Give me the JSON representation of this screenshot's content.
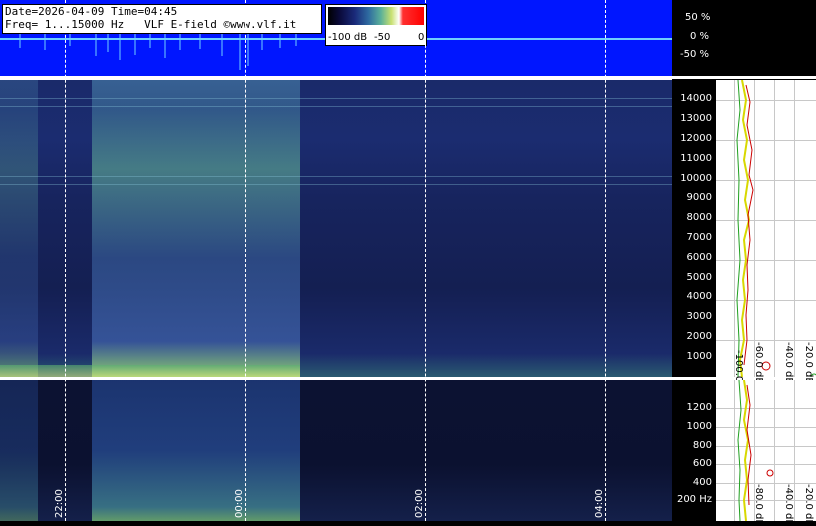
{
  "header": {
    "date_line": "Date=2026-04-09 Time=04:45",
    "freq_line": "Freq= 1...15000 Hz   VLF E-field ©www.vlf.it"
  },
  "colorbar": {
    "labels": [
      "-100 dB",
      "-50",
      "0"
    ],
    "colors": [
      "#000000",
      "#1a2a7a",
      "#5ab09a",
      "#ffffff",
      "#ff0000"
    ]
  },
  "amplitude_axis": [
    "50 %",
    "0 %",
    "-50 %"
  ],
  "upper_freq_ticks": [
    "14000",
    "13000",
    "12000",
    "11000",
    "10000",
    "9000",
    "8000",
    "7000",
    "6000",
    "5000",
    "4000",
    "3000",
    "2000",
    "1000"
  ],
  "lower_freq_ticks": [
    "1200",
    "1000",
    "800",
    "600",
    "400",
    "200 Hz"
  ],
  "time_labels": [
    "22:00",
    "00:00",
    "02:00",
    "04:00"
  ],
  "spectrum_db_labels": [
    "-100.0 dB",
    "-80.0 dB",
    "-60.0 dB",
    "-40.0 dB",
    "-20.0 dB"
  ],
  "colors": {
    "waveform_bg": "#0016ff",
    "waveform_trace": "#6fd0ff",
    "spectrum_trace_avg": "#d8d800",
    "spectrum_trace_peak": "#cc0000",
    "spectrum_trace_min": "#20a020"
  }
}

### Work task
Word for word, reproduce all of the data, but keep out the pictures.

### Response to the exercise
Give me the JSON representation of this screenshot's content.
{
  "header": {
    "date_line": "Date=2026-04-09 Time=04:45",
    "freq_line": "Freq= 1...15000 Hz   VLF E-field ©www.vlf.it"
  },
  "colorbar": {
    "labels": [
      "-100 dB",
      "-50",
      "0"
    ],
    "colors": [
      "#000000",
      "#1a2a7a",
      "#5ab09a",
      "#ffffff",
      "#ff0000"
    ]
  },
  "amplitude_axis": [
    "50 %",
    "0 %",
    "-50 %"
  ],
  "upper_freq_ticks": [
    "14000",
    "13000",
    "12000",
    "11000",
    "10000",
    "9000",
    "8000",
    "7000",
    "6000",
    "5000",
    "4000",
    "3000",
    "2000",
    "1000"
  ],
  "lower_freq_ticks": [
    "1200",
    "1000",
    "800",
    "600",
    "400",
    "200 Hz"
  ],
  "time_labels": [
    "22:00",
    "00:00",
    "02:00",
    "04:00"
  ],
  "spectrum_db_labels": [
    "-100.0 dB",
    "-80.0 dB",
    "-60.0 dB",
    "-40.0 dB",
    "-20.0 dB"
  ],
  "colors": {
    "waveform_bg": "#0016ff",
    "waveform_trace": "#6fd0ff",
    "spectrum_trace_avg": "#d8d800",
    "spectrum_trace_peak": "#cc0000",
    "spectrum_trace_min": "#20a020"
  }
}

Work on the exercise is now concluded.